Looking for love may take much less time than most people think. A new study suggests that people can assess a potential mate in moments rather than months.

Researchers surveyed participants of a speed dating service and found that the men and women made their dating decisions based primarily on visible physical attributes, like height, weight and attractiveness, and placed relatively little importance on other factors.

"Although they had three minutes, most participants made their decision based on the information that they probably got in the first three seconds," says Robert Kurzban, assistant professor of psychology at the University of Pennsylvania, in a news release. "Somewhat surprisingly, factors that you might think would be really important to people, like religion, education, and income, played very little role in their choices."

"Some people say they're looking for one kind of person, then choose another. Other people say they don't even know what they’re looking for. But our data suggest that, however it happens, people know it quickly when they see it," says Kurzban. "People generally understand their own worth on the dating market, so they are able to judge each other's potential compatibility within moments of meeting."

The results of the study are scheduled for publication in an upcoming issue of the journal Evolution and Human Behavior.

Looking for Love in a Glance

In the study, researchers analyzed surveys from 10,526 anonymous participants of HurryDate, a company that organizes “speed dating” sessions in which a group of about 25 men and 25 women has three minutes to interact with each other on a one-on-one basis and decide whether they’d be interested in contacting each other in the future by indicating a “yes” on their scorecard.

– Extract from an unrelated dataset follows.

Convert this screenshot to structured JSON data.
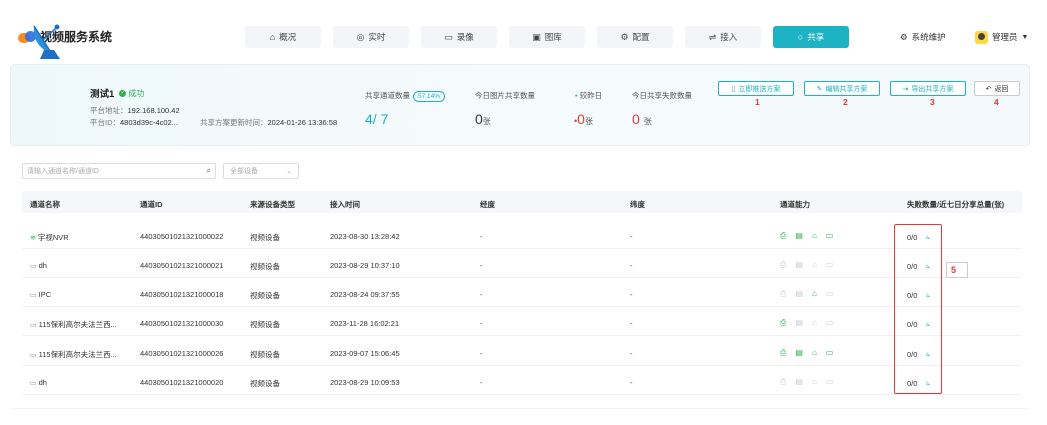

Researchers analyzed the percentage of “yeses” that a person received from a member of the opposite sex and found that women were much more selective than men. On average, men were selected by 34 percent of the women, and the women were selected by 49 percent of men.

The study also showed that physically observable traits were the biggest predictors of how often a person was selected as a desirable mate by the opposite sex.

Men who were more attractive, taller, and younger were chosen more frequently regardless of whether they were being selected by women who were similar to them in terms of physical attributes, although racial preferences were also prevalent.

A woman’s desirability was also strongly related to her physical attributes, although her BMI (body mass index, a measure of weight in relation to height) played a bigger role, and it wasn’t unusual for men to choose women who were thinner than they were.

Overall, men at events were strongly attracted to women who were thin, young, attractive, and of a similar race. Women preferred men who are physically attractive, tall, young, of medium build, and of a similar race.

Women’s preferences didn’t seem to be strongly determined by a single trait, but they were collectively driven by superficial appearance.

New Clues on the Dating Game

Researchers say the speed dating survey offered a unique opportunity to study how people actually behave when selecting a mate vs. how they say they would act in such situations.

"The actual behavior of people is worth more to us than their stated beliefs,” says Kurzban. “In this case, because participants might suffer the consequences of a bad date with someone who might look compatible on paper, they had more incentive to follow their hearts and desires."

They say the results showed that both men and women are aware that they are in a market and know how to respond to market forces. For example, men and women who rated themselves low on desirability said “yes” to a higher proportion of potential dates.

Researchers say these results apply only to assessments men and women make in situations in which they are meeting potential mates for the first time and may not apply to repeated interactions.

By Jennifer Warner, Reviewed by Brunilda Nazario, MD

SOURCES: Kurzban, R. Evolution and Human Behavior. News release, University of Pennsylvania.